 For detailed lists for Troyanovka, see: https://yvng.yadvashem.org/index.html?language=en&s_lastName=&s_firstName=&s_place=Troyanivka&s_dateOfBirth=&cluster=true. The same site can be used to find millions of names and places of birth and death.
 https://encyclopedia.ushmm.org/content/en/article/einsatzgruppen. Accessed 30 April 2020.
 Marc Gopin. Holy War Holy Peace: How Religion Can Bring Peace to the Middle East. New York: Oxford University Press, 2002; Gopin. Bridges across an Impossible Divide: The Inner Lives of Arab and Jewish Peacemakers. New York: Oxford University Press, 2012.
 See this excellent study on the origins of the “blood libel”: https://global.oup.com/academic/product/the-murder-of-william-of-norwich-9780190219628?cc=us&lang=en&. There is extensive literature on its persistence up until today and its use for persecution: https://en.wikipedia.org/wiki/Blood_libel .
 See my blog for a complete history of my writing and work on Israel and Palestine. https://lisaschirch.wordpress.com/israel-and-palestine-blogs/
 MCC’s changing story of Lois Gunden is explained in “Anabaptist Mennonite Relations Across Five Centuries.” Mennonite Life, 2020.
 Alain Epp Weaver and Sonia K. Weaver. Salt and Sign: Mennonite Central Committee in Palestine, 1949-1999. Akron, Pa.: Mennonite Central Committee, 2000, pp. 94-95.
 This author has had direct dialogues with the heads of multiple Mennonite institutions requesting that staff be trained in antisemitism. The response to date has been to refuse to include this training, even though basic anti-racism training is included at most institutions. This author is in contact with the heads of Mennonite institutions, the Anti-Defamation League and with other Mennonites to attempt to address this problem.
 Understanding Antisemitism. Jews for Economic and Racial Justice, 2017, pp. 21-24 https://jfrej.org/wp-content/uploads/2017/11/JFREJ-Understanding-Antisemitism-November-2017-1.pdf Accessed 8 Feb. 2020.
 Amy-Jill Levine. The Misunderstood Jew: The Church and the Scandal of the Jewish Jesus.
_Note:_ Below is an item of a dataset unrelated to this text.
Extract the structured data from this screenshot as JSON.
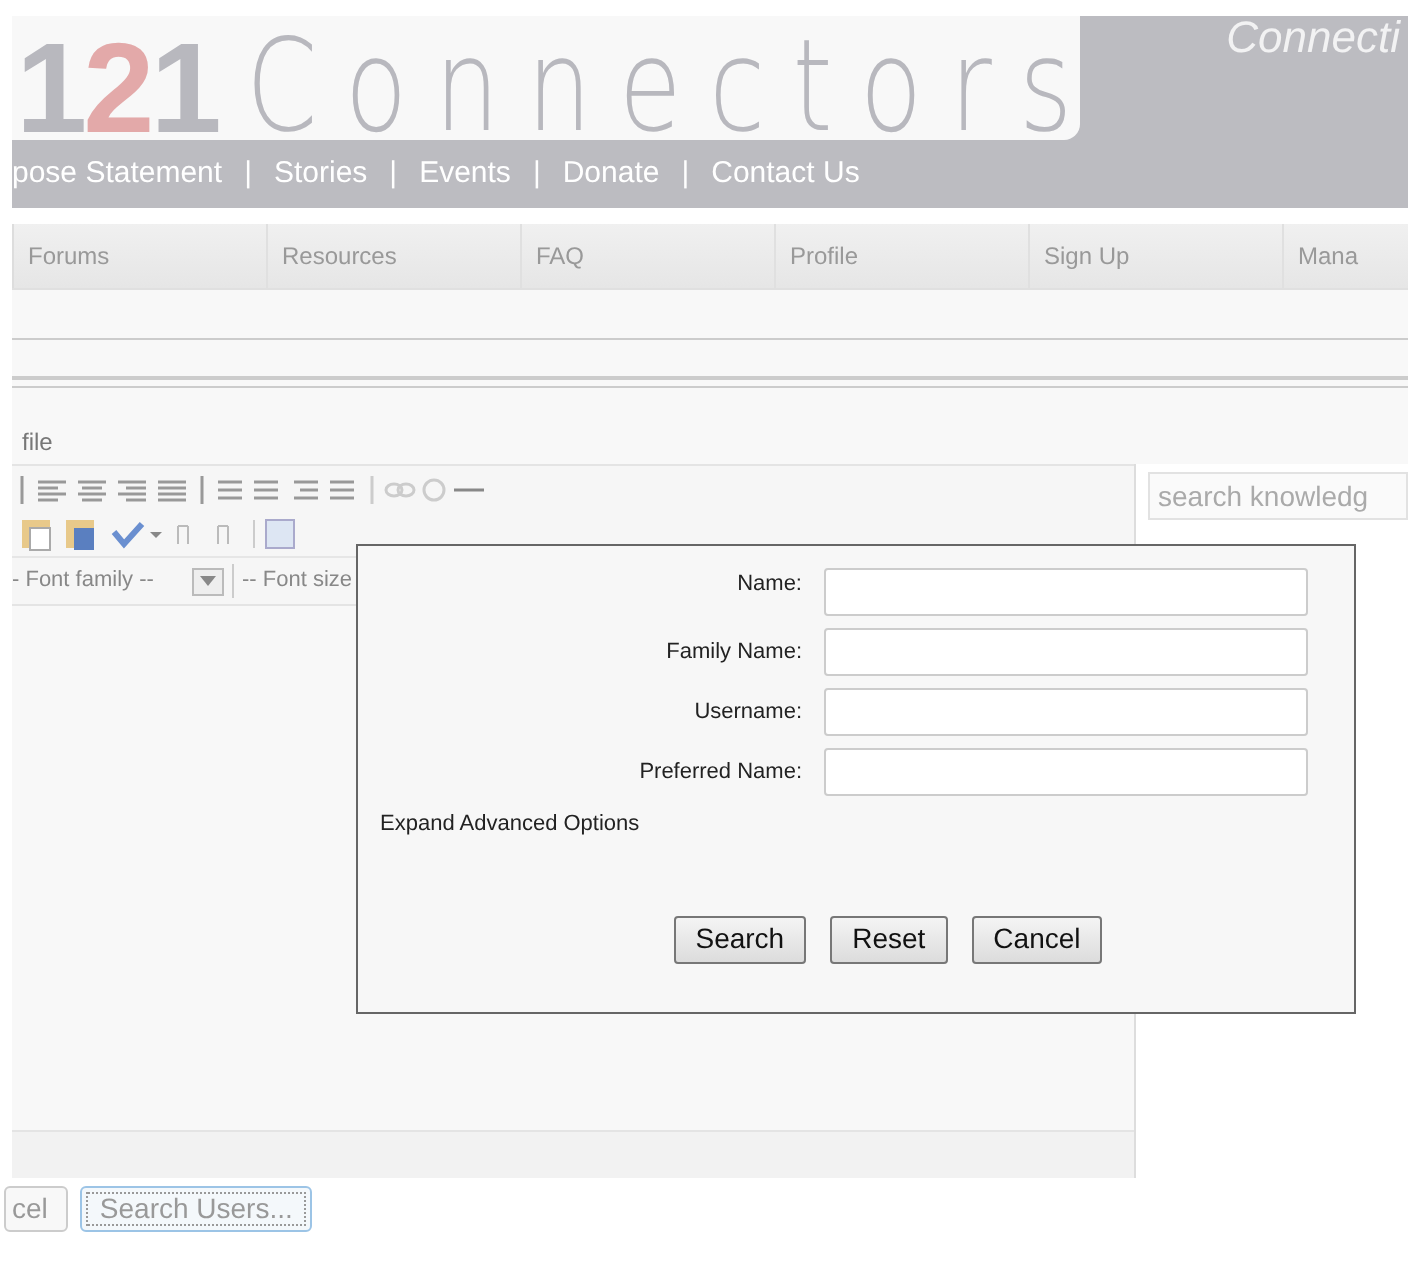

New York: Harper-Collins, 2006.
 Ted A. Smith and Amy-Jill Levine. “Habits of anti-Judaism: Critiquing a PCUSA report on Israel/Palestine.” The Christian Century, 29 June 2010; Lisa Schirch. “Progressive Christians and Antisemitism: From Arrogance to Ignorance on Israel & Palestine.” 20 March 2019. https://lisaschirch.files.wordpress.com/2019/02/full-report-on-antisemitism-and-progressive-christians.pdf Accessed 10 March 2020.